Not every American had the same opinion on how well they trusted law enforcement or the technology they used. While some tools police employed in communities may still be shrouded in controversy, some technology (like body cameras and tactical armor) was largely regarded by law enforcement and civilians as being better for everyone’s safety. 

Understanding the technology law enforcement might be utilizing means understanding the local laws in place – the same is true for auto insurance. To know what you should be paying, you need to understand state laws regarding legal minimum coverage and regulations. At, we’ve got you covered from all angles. Our goal is to help you find the right balance between quality coverage and affordability. Six minutes is all it takes to get your custom, no-obligation quote and save $400 on average. Visit us at to learn more.



We surveyed over 1,000 Americans about their opinions on police technology. Respondents were asked about their awareness of 10 upcoming or recently implemented law enforcement tools. They rated the technology that helps law enforcement better accomplish their duties, and their impact on the public’s safety and privacy. A separate roundtable discussion was held with 20 law enforcement personnel on the topic, as well.




Fair Use Statement

If you’re a journalist interested in covering this project, we encourage you to use any of the graphics included above for noncommercial purposes. We just ask that you attribute Auto Insurance Center fairly in your coverage and provide a link to this page, so your audience can learn more about our work. If you’d like to discuss this project or any of our other research, reach out to us at [email protected].


NOTE: If you're a journalist interested in covering this project, we encourage you to use any of the graphics included above.
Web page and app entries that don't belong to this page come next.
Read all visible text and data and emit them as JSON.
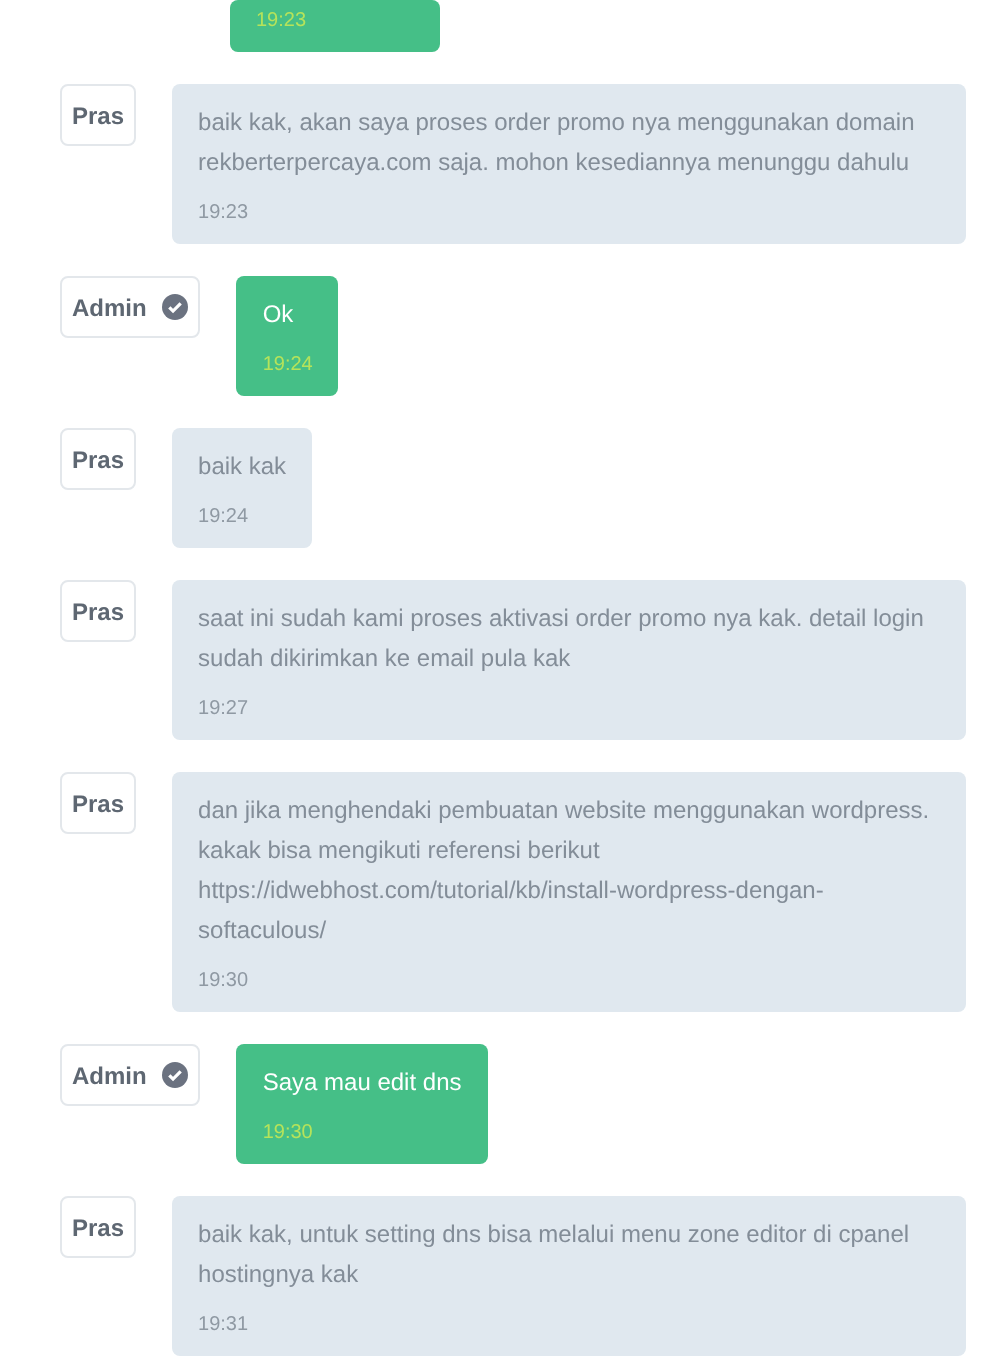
{
  "messages": [
    {
      "kind": "admin",
      "time": "19:23"
    },
    {
      "kind": "user",
      "sender": "Pras",
      "text": "baik kak, akan saya proses order promo nya menggunakan domain rekberterpercaya.com saja. mohon kesediannya menunggu dahulu",
      "time": "19:23"
    },
    {
      "kind": "admin",
      "sender": "Admin",
      "verified": true,
      "text": "Ok",
      "time": "19:24"
    },
    {
      "kind": "user",
      "sender": "Pras",
      "text": "baik kak",
      "time": "19:24"
    },
    {
      "kind": "user",
      "sender": "Pras",
      "text": "saat ini sudah kami proses aktivasi order promo nya kak. detail login sudah dikirimkan ke email pula kak",
      "time": "19:27"
    },
    {
      "kind": "user",
      "sender": "Pras",
      "text": "dan jika menghendaki pembuatan website menggunakan wordpress. kakak bisa mengikuti referensi berikut https://idwebhost.com/tutorial/kb/install-wordpress-dengan-softaculous/",
      "time": "19:30"
    },
    {
      "kind": "admin",
      "sender": "Admin",
      "verified": true,
      "text": "Saya mau edit dns",
      "time": "19:30"
    },
    {
      "kind": "user",
      "sender": "Pras",
      "text": "baik kak, untuk setting dns bisa melalui menu zone editor di cpanel hostingnya kak",
      "time": "19:31"
    }
  ]
}
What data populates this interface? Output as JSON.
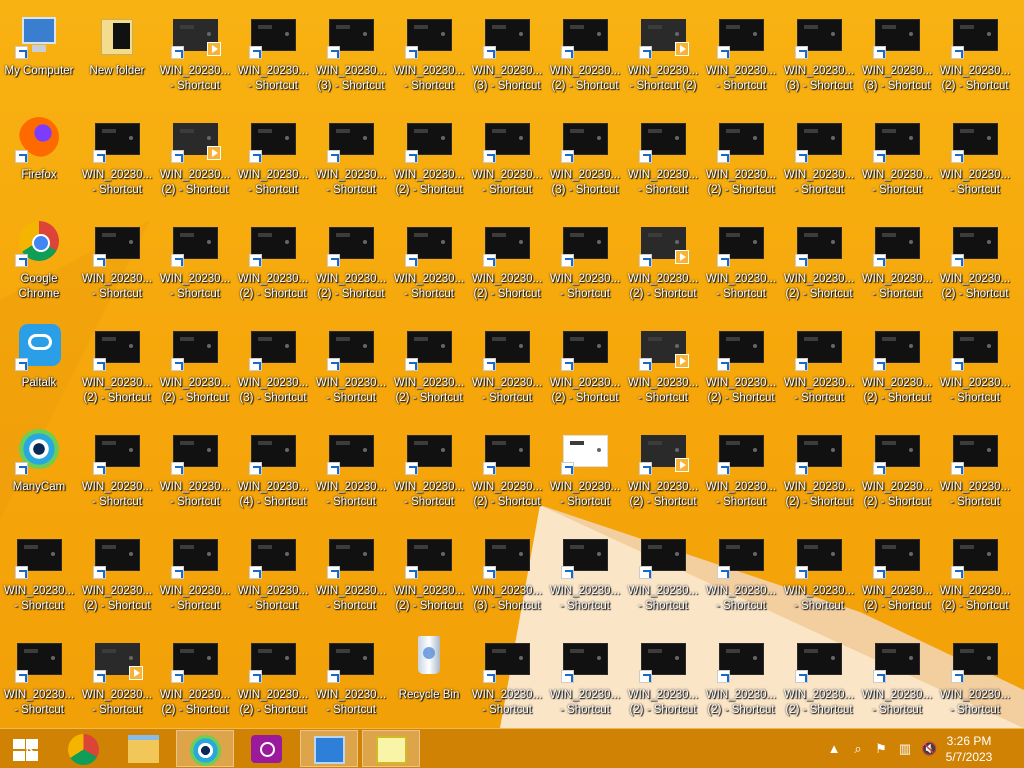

We just ask that you attribute Auto Insurance Center fairly in your coverage and provide a link to this page so that your audience can learn more about our work. If you'd like to discuss this project, or any of our other research, reach out to us at [email protected].